* **PROMPT**: A single number is the whole answer: the tally of lines in the data below that include the word "this".

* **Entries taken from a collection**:
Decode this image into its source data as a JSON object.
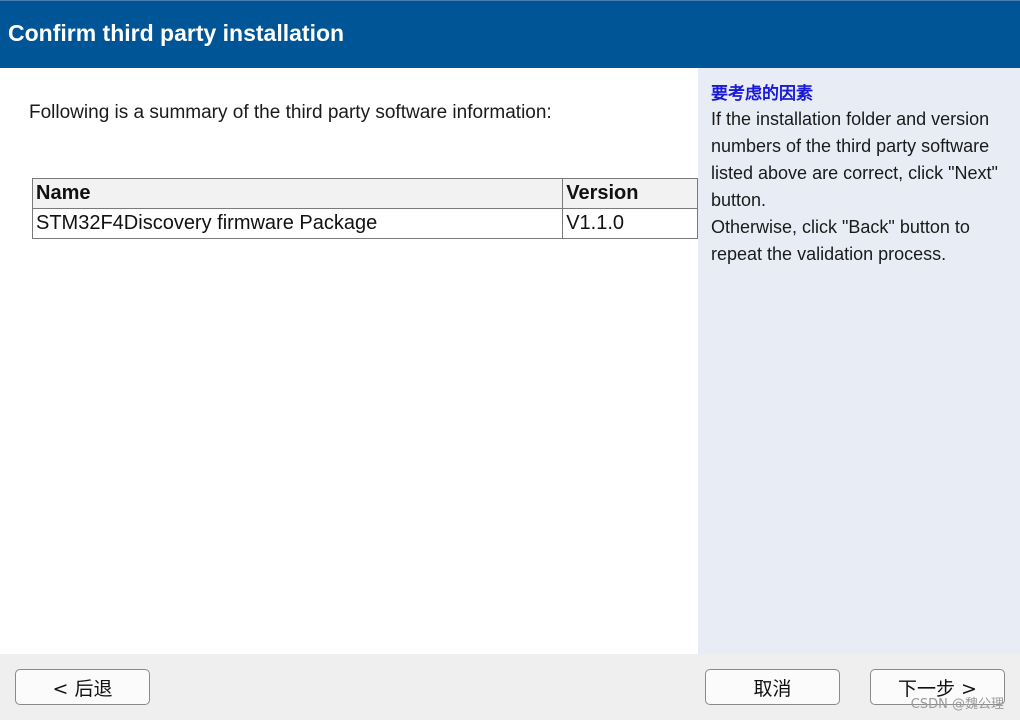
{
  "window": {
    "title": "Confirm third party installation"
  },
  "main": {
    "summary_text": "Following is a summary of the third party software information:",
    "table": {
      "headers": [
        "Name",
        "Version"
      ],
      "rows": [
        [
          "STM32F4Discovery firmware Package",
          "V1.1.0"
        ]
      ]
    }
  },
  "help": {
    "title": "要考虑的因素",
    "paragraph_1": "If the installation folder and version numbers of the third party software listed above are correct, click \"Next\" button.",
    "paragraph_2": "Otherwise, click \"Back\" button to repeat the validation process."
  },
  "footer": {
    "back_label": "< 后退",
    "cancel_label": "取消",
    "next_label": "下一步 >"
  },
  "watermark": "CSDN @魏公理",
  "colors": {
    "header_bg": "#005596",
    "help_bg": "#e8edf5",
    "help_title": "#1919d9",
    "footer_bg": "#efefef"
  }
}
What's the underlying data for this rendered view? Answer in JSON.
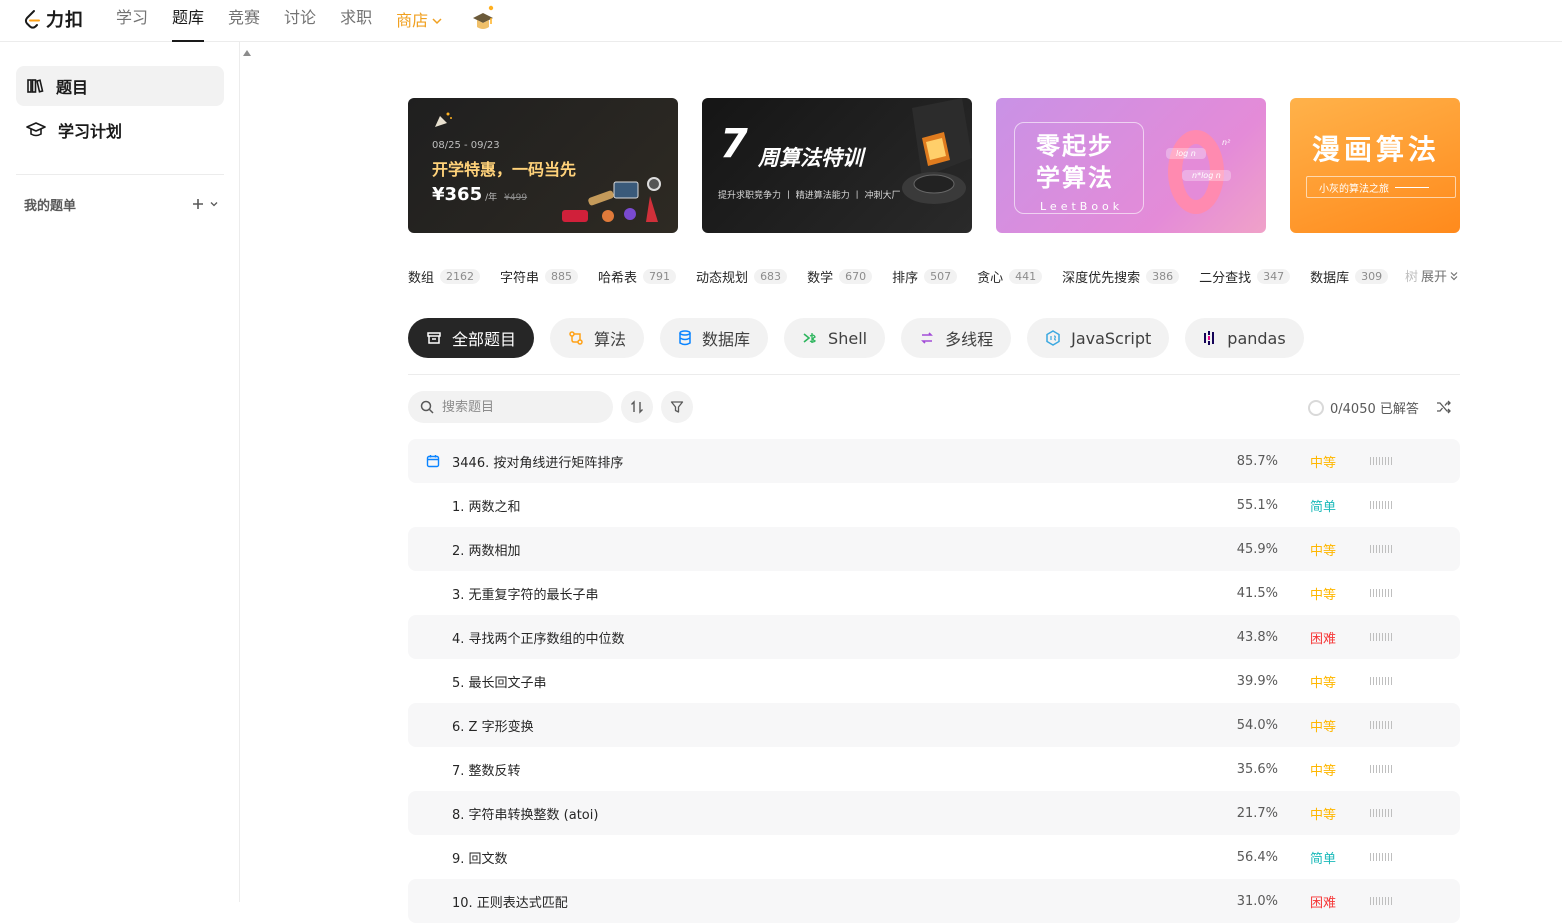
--
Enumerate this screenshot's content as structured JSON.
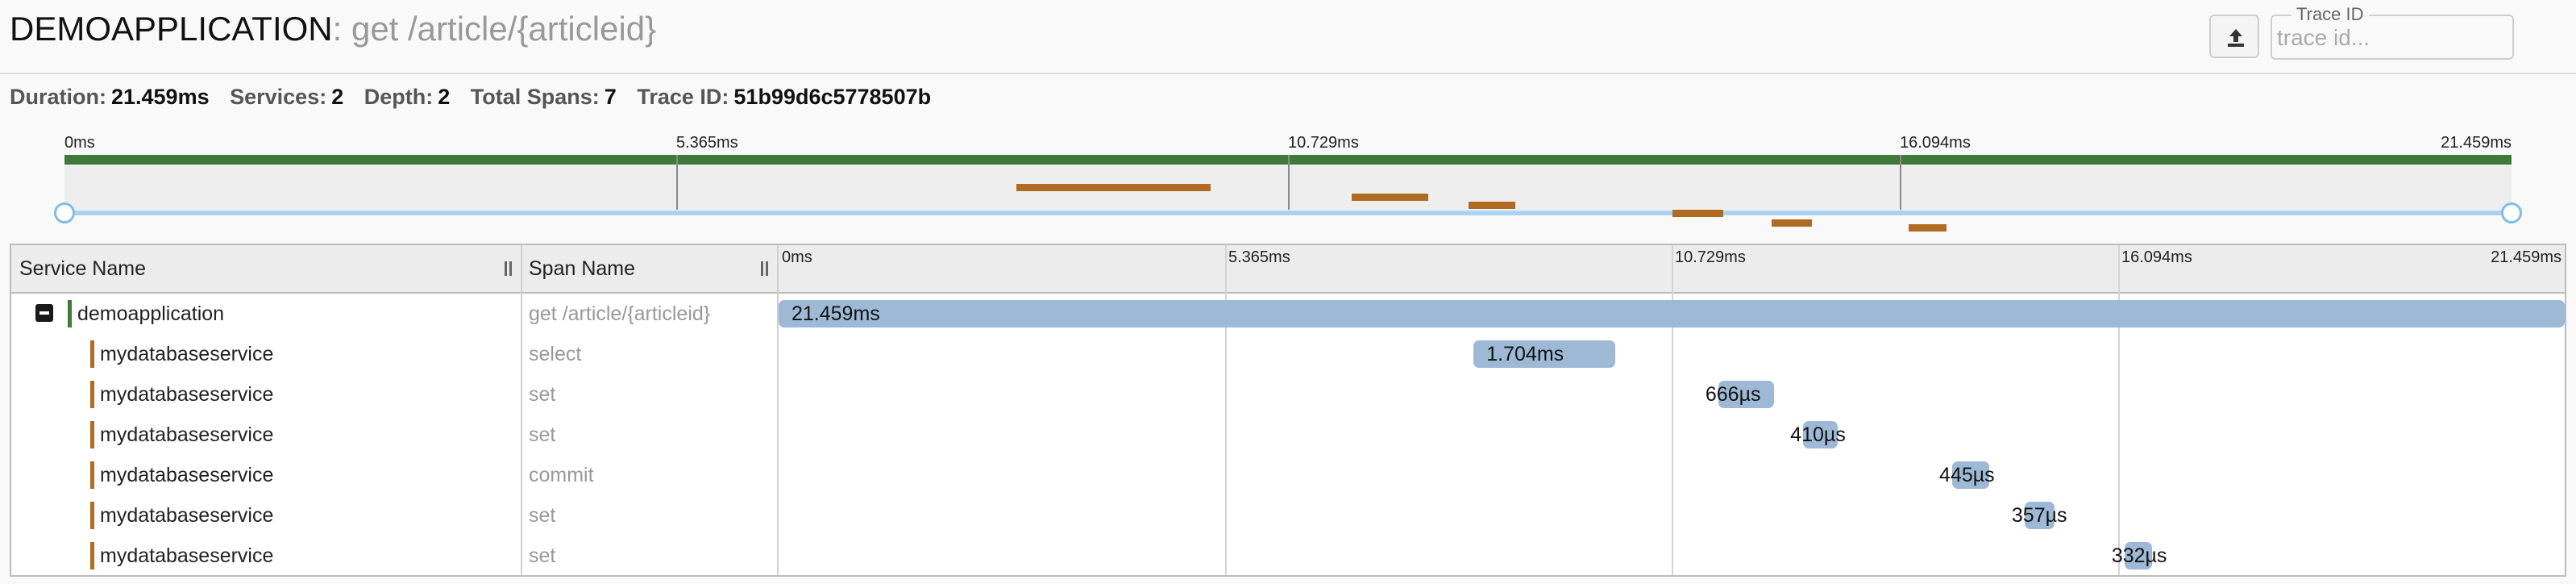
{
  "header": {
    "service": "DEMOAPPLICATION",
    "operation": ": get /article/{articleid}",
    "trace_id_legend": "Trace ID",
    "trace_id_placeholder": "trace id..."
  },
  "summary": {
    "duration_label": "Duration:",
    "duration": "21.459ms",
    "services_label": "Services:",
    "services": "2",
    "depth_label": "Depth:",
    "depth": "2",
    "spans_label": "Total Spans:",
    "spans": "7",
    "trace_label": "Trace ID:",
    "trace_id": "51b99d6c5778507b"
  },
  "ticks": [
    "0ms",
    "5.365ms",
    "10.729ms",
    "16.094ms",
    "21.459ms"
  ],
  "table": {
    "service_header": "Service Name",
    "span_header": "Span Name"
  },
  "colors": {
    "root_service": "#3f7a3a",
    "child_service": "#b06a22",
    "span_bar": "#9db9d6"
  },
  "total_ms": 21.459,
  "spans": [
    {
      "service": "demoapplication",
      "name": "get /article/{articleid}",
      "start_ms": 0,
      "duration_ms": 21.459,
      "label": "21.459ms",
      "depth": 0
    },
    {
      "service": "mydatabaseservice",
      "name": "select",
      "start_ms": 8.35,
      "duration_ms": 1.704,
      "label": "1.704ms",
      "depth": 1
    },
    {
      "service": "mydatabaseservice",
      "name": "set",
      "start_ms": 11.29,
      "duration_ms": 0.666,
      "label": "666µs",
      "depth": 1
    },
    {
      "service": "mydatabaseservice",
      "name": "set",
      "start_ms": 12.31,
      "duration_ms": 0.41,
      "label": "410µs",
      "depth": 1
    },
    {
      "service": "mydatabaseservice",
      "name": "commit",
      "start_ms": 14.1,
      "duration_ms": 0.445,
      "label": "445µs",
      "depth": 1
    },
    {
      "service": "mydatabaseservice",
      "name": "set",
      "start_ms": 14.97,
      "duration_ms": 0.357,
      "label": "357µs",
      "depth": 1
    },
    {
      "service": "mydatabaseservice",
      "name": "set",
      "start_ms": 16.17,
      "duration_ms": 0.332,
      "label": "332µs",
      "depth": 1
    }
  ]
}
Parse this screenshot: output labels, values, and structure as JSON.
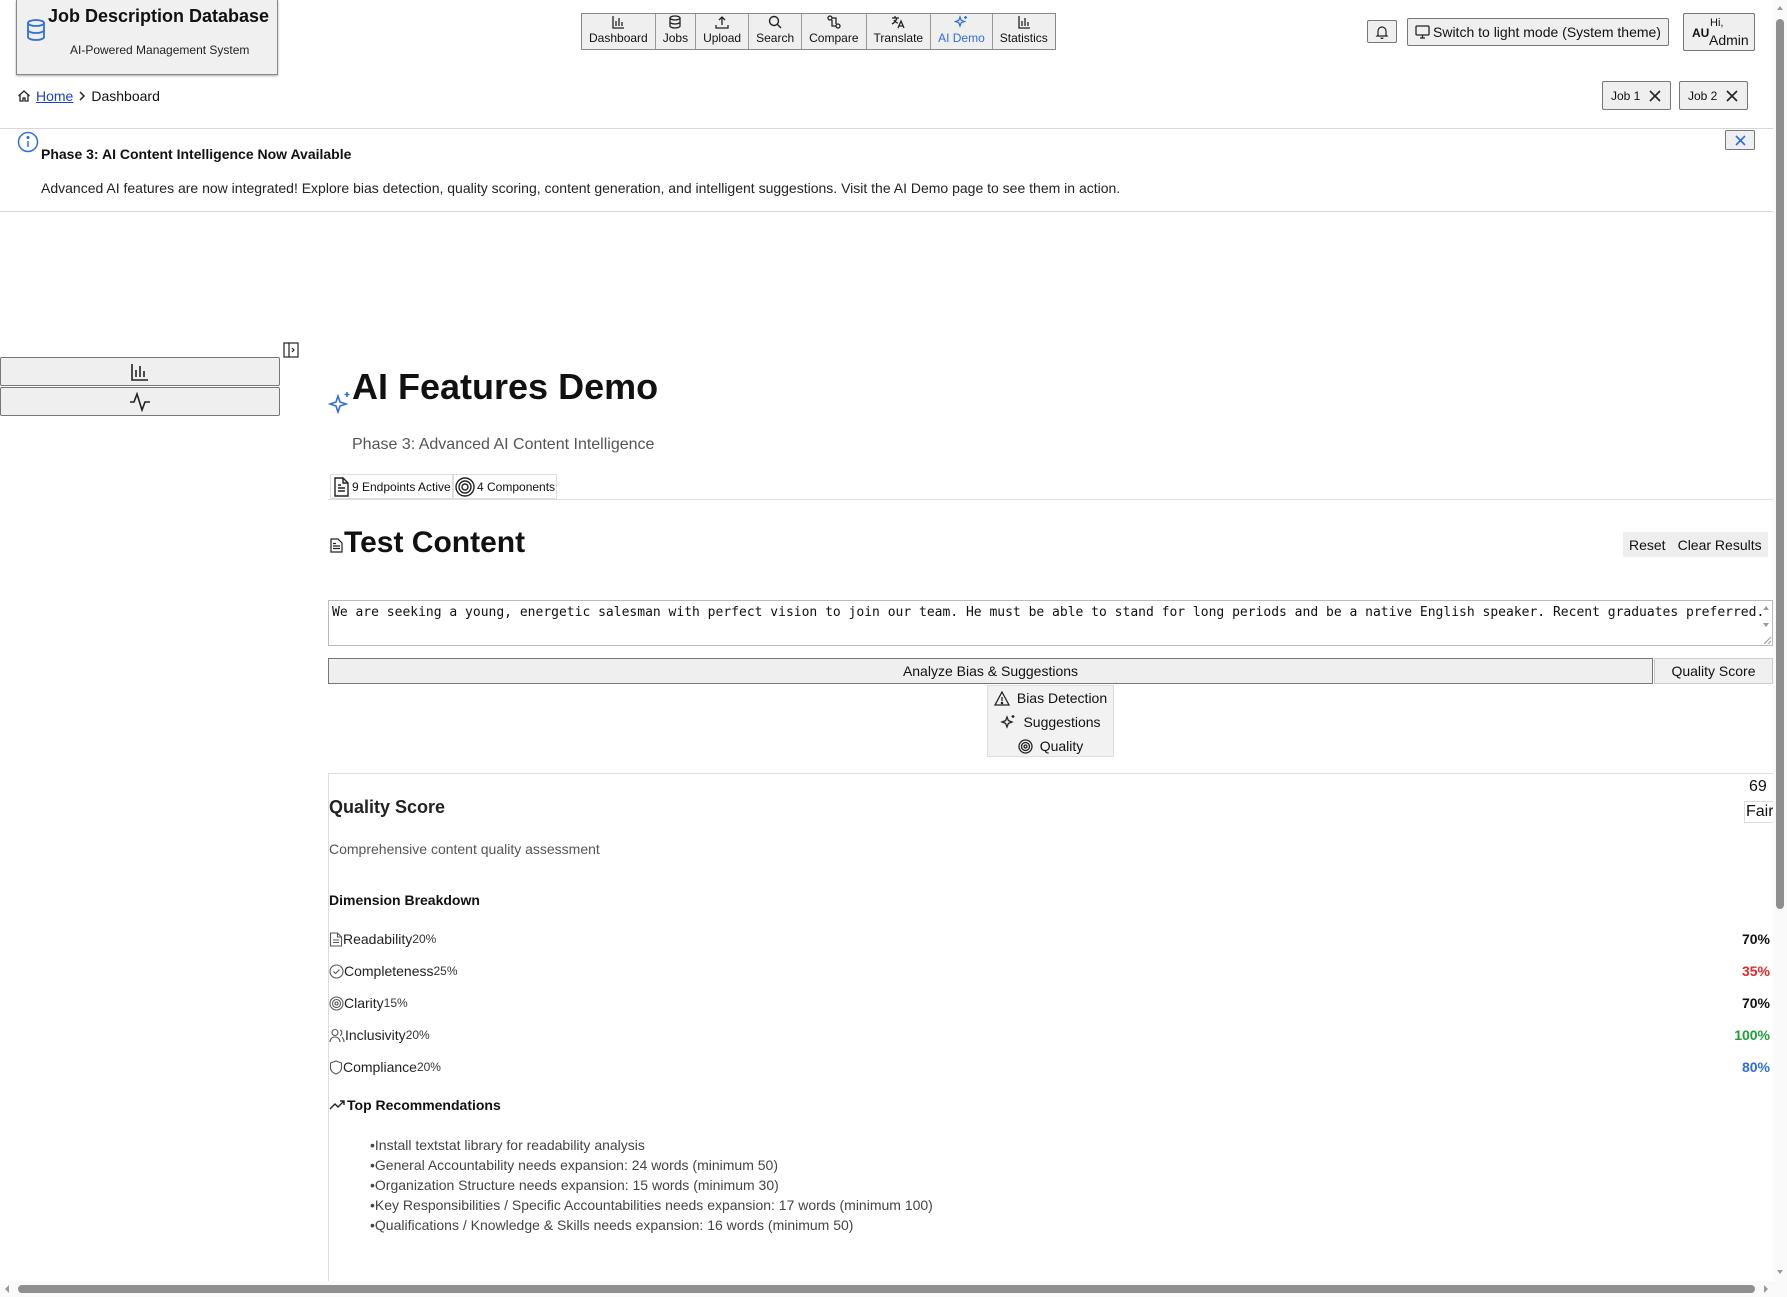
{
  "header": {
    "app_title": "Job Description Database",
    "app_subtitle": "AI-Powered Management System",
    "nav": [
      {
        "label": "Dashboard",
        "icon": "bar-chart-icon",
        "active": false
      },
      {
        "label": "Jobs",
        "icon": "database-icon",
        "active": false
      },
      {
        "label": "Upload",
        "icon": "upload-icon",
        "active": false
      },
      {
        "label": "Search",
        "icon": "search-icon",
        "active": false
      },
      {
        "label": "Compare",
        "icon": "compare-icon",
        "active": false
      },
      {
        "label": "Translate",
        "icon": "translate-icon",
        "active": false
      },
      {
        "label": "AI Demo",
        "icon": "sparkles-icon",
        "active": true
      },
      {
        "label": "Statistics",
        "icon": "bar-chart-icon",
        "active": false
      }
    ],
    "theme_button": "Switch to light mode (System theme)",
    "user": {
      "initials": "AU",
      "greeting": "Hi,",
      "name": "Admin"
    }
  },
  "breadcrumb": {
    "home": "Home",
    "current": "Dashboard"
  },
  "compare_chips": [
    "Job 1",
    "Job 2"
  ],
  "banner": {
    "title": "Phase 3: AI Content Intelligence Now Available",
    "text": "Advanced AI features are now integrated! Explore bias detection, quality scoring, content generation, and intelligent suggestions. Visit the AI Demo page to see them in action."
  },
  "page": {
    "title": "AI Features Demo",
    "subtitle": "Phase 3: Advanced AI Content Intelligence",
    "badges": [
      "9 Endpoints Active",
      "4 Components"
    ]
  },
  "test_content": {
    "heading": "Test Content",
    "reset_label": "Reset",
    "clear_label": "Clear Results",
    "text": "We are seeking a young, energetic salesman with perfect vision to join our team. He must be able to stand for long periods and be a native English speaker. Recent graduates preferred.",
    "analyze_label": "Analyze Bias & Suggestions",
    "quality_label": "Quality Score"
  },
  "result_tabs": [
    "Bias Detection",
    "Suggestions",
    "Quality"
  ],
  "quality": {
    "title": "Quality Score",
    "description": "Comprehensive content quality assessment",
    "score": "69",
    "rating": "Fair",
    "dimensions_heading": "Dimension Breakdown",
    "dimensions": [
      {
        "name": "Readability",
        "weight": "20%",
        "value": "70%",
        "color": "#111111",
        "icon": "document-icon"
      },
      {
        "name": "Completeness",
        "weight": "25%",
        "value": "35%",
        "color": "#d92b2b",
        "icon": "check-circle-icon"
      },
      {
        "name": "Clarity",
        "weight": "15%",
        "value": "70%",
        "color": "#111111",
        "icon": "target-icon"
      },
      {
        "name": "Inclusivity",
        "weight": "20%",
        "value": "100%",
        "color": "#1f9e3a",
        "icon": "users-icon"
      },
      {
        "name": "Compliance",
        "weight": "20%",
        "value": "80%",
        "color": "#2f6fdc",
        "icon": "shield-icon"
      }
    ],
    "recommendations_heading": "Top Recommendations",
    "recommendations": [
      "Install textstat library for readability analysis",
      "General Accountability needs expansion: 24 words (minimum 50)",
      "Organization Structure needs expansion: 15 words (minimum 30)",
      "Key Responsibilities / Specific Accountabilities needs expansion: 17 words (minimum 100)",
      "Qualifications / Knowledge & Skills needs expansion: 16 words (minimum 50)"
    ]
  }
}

* **YOUR SOLUTION**: 4